157. The Lumbermen WILDLY round our woodland quarters
Sad-voiced Autumn grieves;Thickly down these swelling waters
158. The Common Question Behind us at our evening meal
The gray bird ate his fill,Swung downward by a single claw,
159. My Playmate The pines were dark on Ramoth hill,
Their song was soft and low;The blossoms in the sweet May wind
160. How The Women Went From Dover THE tossing spray of Cocheco's fall
Hardened to ice on its rocky wall,As through Dover town in the chill, gray dawn,
161. The Two Rabbins THE Rabbi Nathan two-score years and ten
Walked blameless through the evil world, and then,Just as the almond blossomed in his hair,
162. Cassandra Southwick To the God of all sure mercies let my blessing rise today,
From the scoffer and the cruel He hath plucked the spoil away;Yes, he who cooled the furnace around the faithful three,
163. To Faneuil Hall MEN! if manhood still ye claim,
If the Northern pulse can thrill,Roused by wrong or stung by shame,
164. The Legend Of St. Mark The day is closing dark and cold,
With roaring blast and sleety showers;And through the dusk the lilacs wear
165. Garrison THE storm and peril overpast,
The hounding hatred shamed and still,Go, soul of freedom! take at last
166. A Memory Here, while the loom of Winter weaves
The shroud of flowers and fountains,I think of thee and summer eves
167. Laus Deo It is done!
Clang of bell and roar of gunSend the tidings up and down.
184. The Witch's Daughter It was the pleasant harvest time,
When cellar-bins are closely stowed,
And garrets bend beneath their load,
185. The Weary of jangling noises never stilled,
The skeptic's sneer, the bigot's hate, the din
Of clashing texts, the webs of creed men spin
186. Arisen At Last I SAID I stood upon thy grave,
My Mother State, when last the moon
Of blossoms clomb the skies of June.
187. Tauler Tauler, the preacher, walked, one autumn day,
Without the walls of Strasburg, by the Rhine,
Pondering the solemn Miracle of Life;
188. The Sisters ANNIE and Rhoda, sisters twain,
Woke in the night to the sound of rain,
189. At Washington WITH a cold and wintry noon-light.
On its roofs and steeples shed,
Shadows weaving with t e sunlight
190. The Jubilee Singers VOICE of a people suffering long,
The pathos of their mournful song,
The sorrow of their night of wrong!
191. Barclay Of Ury Up the streets of Aberdeen,
By the kirk and college green,
Rode the Laird of Ury;
192. Daniel Wheeler O Dearly loved!
And worthy of our love! No more
Thy aged form shall rise before
193. Our River FOR A SUMMER FESTIVAL AT 'THE LAURELS' ON THE MERRIMAC.

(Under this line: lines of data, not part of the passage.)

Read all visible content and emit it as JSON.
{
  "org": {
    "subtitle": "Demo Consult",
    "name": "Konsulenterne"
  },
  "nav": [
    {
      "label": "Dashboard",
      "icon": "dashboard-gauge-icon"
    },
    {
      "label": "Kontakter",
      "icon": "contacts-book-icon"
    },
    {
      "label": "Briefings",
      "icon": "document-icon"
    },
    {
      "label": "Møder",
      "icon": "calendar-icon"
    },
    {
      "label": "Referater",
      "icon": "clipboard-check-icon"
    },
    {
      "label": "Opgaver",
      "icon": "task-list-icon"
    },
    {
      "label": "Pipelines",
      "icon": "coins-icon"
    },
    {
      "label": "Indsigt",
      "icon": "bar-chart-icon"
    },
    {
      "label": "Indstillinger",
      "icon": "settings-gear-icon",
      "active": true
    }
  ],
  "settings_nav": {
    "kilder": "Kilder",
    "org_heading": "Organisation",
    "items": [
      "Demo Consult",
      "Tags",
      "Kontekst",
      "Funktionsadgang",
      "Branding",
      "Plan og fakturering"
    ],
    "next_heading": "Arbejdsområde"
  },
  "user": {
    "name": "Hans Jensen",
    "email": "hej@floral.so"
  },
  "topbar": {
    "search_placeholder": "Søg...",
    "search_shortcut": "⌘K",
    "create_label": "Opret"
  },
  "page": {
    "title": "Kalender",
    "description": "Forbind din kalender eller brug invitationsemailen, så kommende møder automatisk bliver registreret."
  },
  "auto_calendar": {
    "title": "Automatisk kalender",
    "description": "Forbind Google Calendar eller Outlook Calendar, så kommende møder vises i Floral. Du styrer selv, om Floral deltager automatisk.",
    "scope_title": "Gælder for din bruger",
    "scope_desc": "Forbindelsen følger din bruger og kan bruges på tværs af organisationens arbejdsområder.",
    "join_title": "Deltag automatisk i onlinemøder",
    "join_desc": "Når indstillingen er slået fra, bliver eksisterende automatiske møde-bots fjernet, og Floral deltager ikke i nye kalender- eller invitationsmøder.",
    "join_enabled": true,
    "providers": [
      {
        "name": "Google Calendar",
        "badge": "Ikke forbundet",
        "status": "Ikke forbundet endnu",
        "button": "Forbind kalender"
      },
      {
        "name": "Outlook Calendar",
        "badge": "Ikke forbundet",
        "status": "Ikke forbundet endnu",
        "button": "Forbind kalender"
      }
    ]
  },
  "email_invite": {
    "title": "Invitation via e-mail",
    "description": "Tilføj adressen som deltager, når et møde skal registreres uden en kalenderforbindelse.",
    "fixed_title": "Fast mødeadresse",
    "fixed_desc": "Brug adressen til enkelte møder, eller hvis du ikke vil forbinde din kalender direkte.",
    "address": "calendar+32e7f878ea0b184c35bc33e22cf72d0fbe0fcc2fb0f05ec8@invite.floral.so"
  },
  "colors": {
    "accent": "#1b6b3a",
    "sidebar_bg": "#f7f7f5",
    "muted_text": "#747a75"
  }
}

Once more on yonder laurelled height
194. Lexington 1775.
No Berserk thirst of blood had they,
195. The Bay Of Seven Islands FROM the green Amesbury hill which bears the name
Of that half mythic ancestor of mine
Who trod its slopes two hundred years ago,
196. A Sabbath Scene SCARCE had the solemn Sabbath-bell
Ceased quivering in the steeple,
Scarce had the parson to his desk
197. The Two Angels God called the nearest angels who dwell with Him above:
The tenderest one was Pity, the dearest one was Love.
198. A Memorial Oh, thicker, deeper, darker growing,
The solemn vista to the tomb
Must know henceforth another shadow,
199. St. Martin's Summer Though flowers have perished at the touch
Of Frost, the early comer,
I hail the season loved so much,
200. The Pine Tree LIFT again the stately emblem on the Bay State's rusted shield,
Give to Northern winds the Pine-Tree on our banner's tattered field.
Sons of men who sat in council with their Bibles round the board,
Total 471 poems written by John Greenleaf Whittier
Poem of the day
The Wood-Cutter by Robert William Service
The sky is like an envelope,
One of those blue official things;
And, sealing it, to mock our hope,
The moon, a silver wafer, clings.
What shall we find when death gives leave
To read--our sentence or reprieve?
I'm holding it down on God's scrap-pile, up on the fag-end of earth;
... Read complete poem